— Task instructions —
Copy each line in the data below that contains the word "icon".

<<<<

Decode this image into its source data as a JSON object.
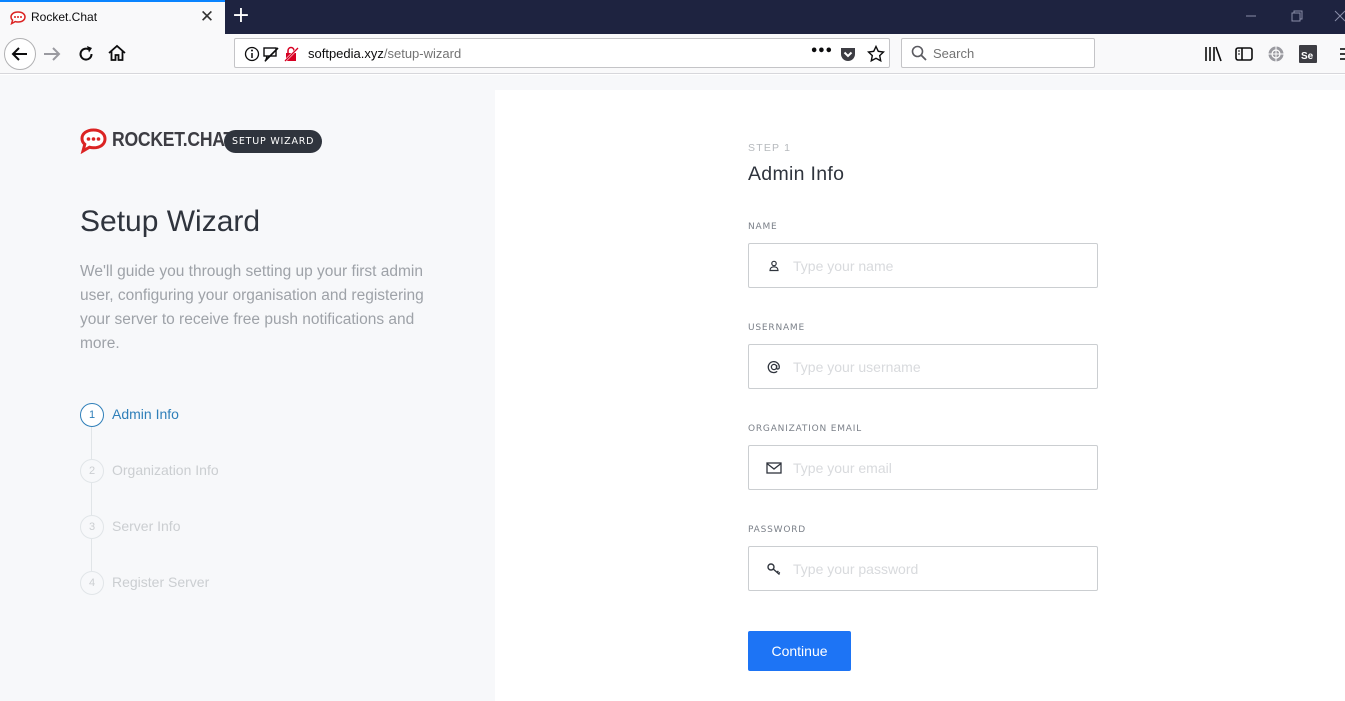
{
  "browser": {
    "tab_title": "Rocket.Chat",
    "url_domain": "softpedia.xyz",
    "url_path": "/setup-wizard",
    "search_placeholder": "Search",
    "toolbar_menu": "•••"
  },
  "sidebar": {
    "logo_text": "ROCKET.CHAT",
    "badge": "SETUP WIZARD",
    "title": "Setup Wizard",
    "description": "We'll guide you through setting up your first admin user, configuring your organisation and registering your server to receive free push notifications and more.",
    "steps": [
      {
        "num": "1",
        "label": "Admin Info",
        "active": true
      },
      {
        "num": "2",
        "label": "Organization Info",
        "active": false
      },
      {
        "num": "3",
        "label": "Server Info",
        "active": false
      },
      {
        "num": "4",
        "label": "Register Server",
        "active": false
      }
    ]
  },
  "form": {
    "step_kicker": "STEP 1",
    "title": "Admin Info",
    "fields": {
      "name": {
        "label": "NAME",
        "placeholder": "Type your name",
        "icon": "user-icon"
      },
      "username": {
        "label": "USERNAME",
        "placeholder": "Type your username",
        "icon": "at-icon"
      },
      "email": {
        "label": "ORGANIZATION EMAIL",
        "placeholder": "Type your email",
        "icon": "mail-icon"
      },
      "password": {
        "label": "PASSWORD",
        "placeholder": "Type your password",
        "icon": "key-icon"
      }
    },
    "continue_label": "Continue"
  },
  "colors": {
    "accent": "#1d74f5",
    "active_step": "#2f7fb9",
    "brand_red": "#db2323",
    "tabbar": "#1e2340"
  }
}
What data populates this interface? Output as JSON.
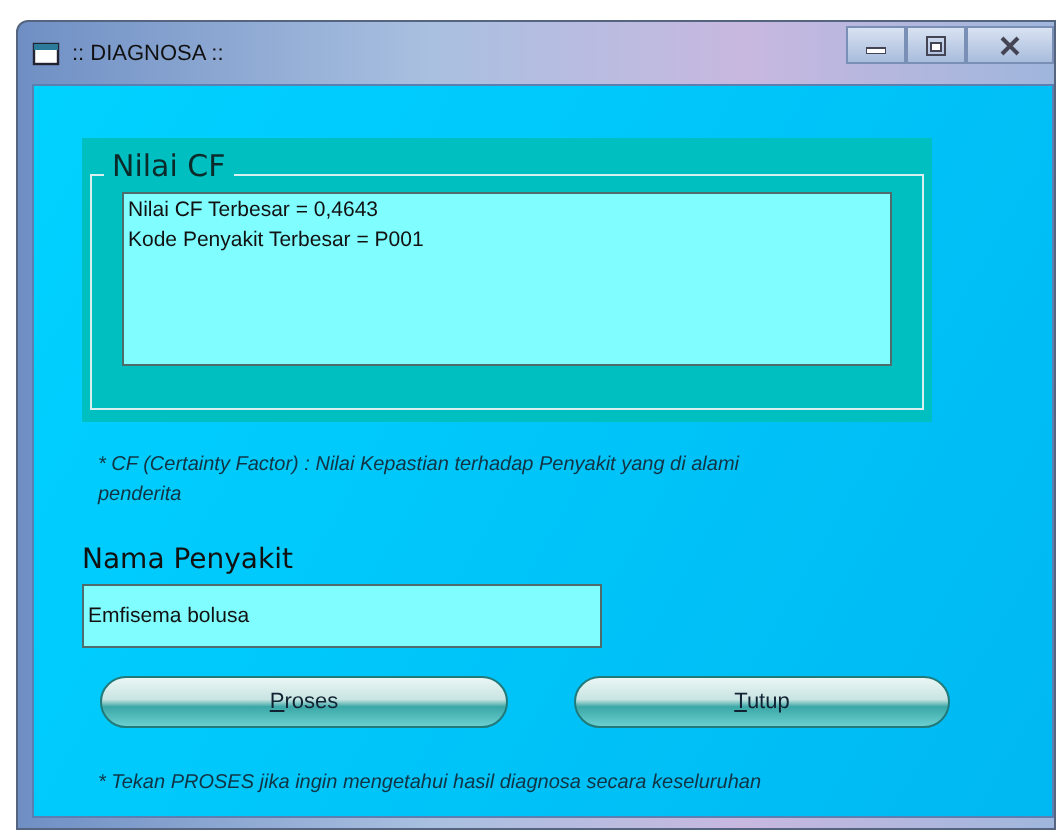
{
  "window": {
    "title": ":: DIAGNOSA ::"
  },
  "cf_group": {
    "title": "Nilai CF",
    "lines": [
      "Nilai CF Terbesar = 0,4643",
      "Kode Penyakit Terbesar = P001"
    ]
  },
  "cf_note": "* CF (Certainty Factor) : Nilai Kepastian terhadap Penyakit yang di alami penderita",
  "disease": {
    "label": "Nama Penyakit",
    "value": "Emfisema bolusa"
  },
  "buttons": [
    {
      "label": "Proses",
      "first_letter_underlined": true
    },
    {
      "label": "Tutup",
      "first_letter_underlined": true
    }
  ],
  "footer_note": "* Tekan PROSES jika ingin mengetahui hasil diagnosa secara keseluruhan"
}
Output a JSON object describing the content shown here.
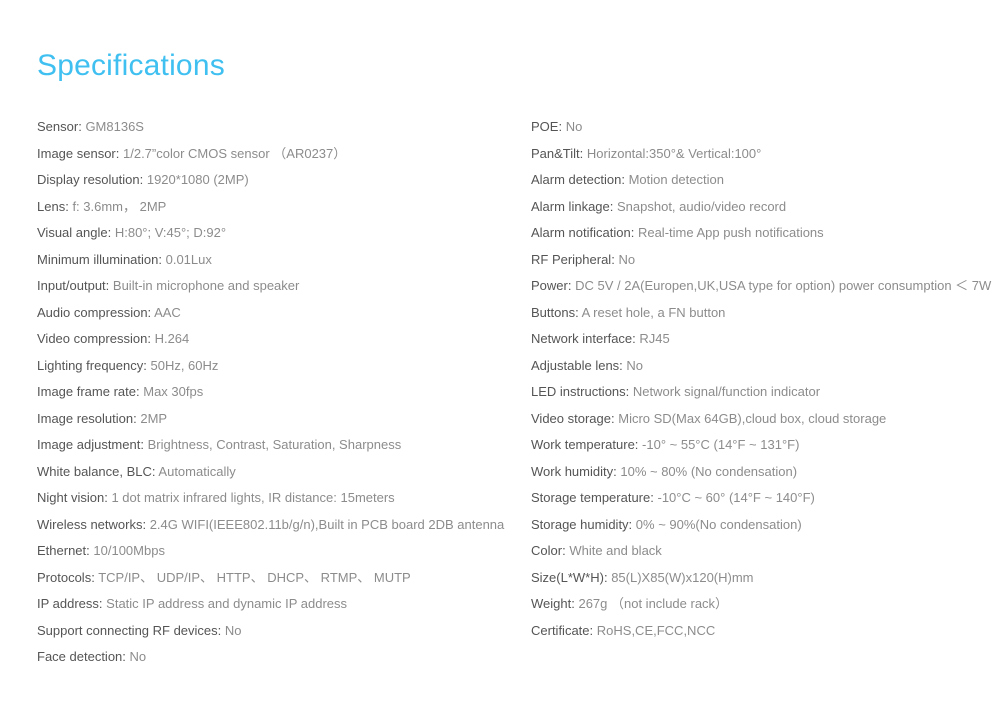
{
  "title": "Specifications",
  "colors": {
    "title": "#3fc0f0",
    "label": "#555555",
    "value": "#8c8c8c",
    "background": "#ffffff"
  },
  "left_column": [
    {
      "label": "Sensor:",
      "value": "GM8136S"
    },
    {
      "label": "Image sensor:",
      "value": " 1/2.7”color CMOS sensor （AR0237）"
    },
    {
      "label": "Display resolution:",
      "value": "1920*1080 (2MP)"
    },
    {
      "label": "Lens:",
      "value": "f: 3.6mm， 2MP"
    },
    {
      "label": "Visual angle:",
      "value": "H:80°; V:45°; D:92°"
    },
    {
      "label": "Minimum illumination:",
      "value": "0.01Lux"
    },
    {
      "label": "Input/output:",
      "value": "Built-in microphone and speaker"
    },
    {
      "label": "Audio compression:",
      "value": "AAC"
    },
    {
      "label": "Video compression:",
      "value": "H.264"
    },
    {
      "label": "Lighting frequency:",
      "value": "50Hz, 60Hz"
    },
    {
      "label": "Image frame rate:",
      "value": "Max 30fps"
    },
    {
      "label": "Image resolution:",
      "value": "2MP"
    },
    {
      "label": "Image adjustment:",
      "value": "Brightness, Contrast, Saturation, Sharpness"
    },
    {
      "label": "White balance, BLC:",
      "value": "Automatically"
    },
    {
      "label": "Night vision:",
      "value": "1 dot matrix infrared lights, IR distance: 15meters"
    },
    {
      "label": "Wireless networks:",
      "value": "2.4G WIFI(IEEE802.11b/g/n),Built in PCB board 2DB antenna"
    },
    {
      "label": "Ethernet:",
      "value": "10/100Mbps"
    },
    {
      "label": "Protocols:",
      "value": "TCP/IP、 UDP/IP、 HTTP、 DHCP、 RTMP、 MUTP"
    },
    {
      "label": "IP address:",
      "value": "Static IP address and dynamic IP address"
    },
    {
      "label": "Support connecting RF devices:",
      "value": "No"
    },
    {
      "label": "Face detection:",
      "value": "No"
    }
  ],
  "right_column": [
    {
      "label": "POE:",
      "value": "No"
    },
    {
      "label": "Pan&Tilt:",
      "value": "Horizontal:350°& Vertical:100°"
    },
    {
      "label": "Alarm detection:",
      "value": "Motion detection"
    },
    {
      "label": "Alarm linkage:",
      "value": "Snapshot, audio/video record"
    },
    {
      "label": "Alarm notification:",
      "value": "Real-time App push notifications"
    },
    {
      "label": "RF Peripheral:",
      "value": "No"
    },
    {
      "label": "Power:",
      "value": "DC 5V / 2A(Europen,UK,USA type for option) power consumption ＜ 7W"
    },
    {
      "label": "Buttons:",
      "value": "A reset hole, a FN button"
    },
    {
      "label": "Network interface:",
      "value": "RJ45"
    },
    {
      "label": "Adjustable lens:",
      "value": "No"
    },
    {
      "label": "LED instructions:",
      "value": "Network signal/function indicator"
    },
    {
      "label": "Video storage:",
      "value": "Micro SD(Max 64GB),cloud box, cloud storage"
    },
    {
      "label": "Work temperature:",
      "value": "-10° ~ 55°C  (14°F ~ 131°F)"
    },
    {
      "label": "Work humidity:",
      "value": "10% ~ 80% (No condensation)"
    },
    {
      "label": "Storage temperature:",
      "value": "-10°C ~ 60° (14°F ~ 140°F)"
    },
    {
      "label": "Storage humidity:",
      "value": "0% ~ 90%(No condensation)"
    },
    {
      "label": "Color:",
      "value": "White and black"
    },
    {
      "label": "Size(L*W*H):",
      "value": "85(L)X85(W)x120(H)mm"
    },
    {
      "label": "Weight:",
      "value": "267g （not include rack）"
    },
    {
      "label": "Certificate:",
      "value": "RoHS,CE,FCC,NCC"
    }
  ]
}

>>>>

— Written response —
        "icon": "user-icon"
        "icon": "at-icon"
        "icon": "mail-icon"
        "icon": "key-icon"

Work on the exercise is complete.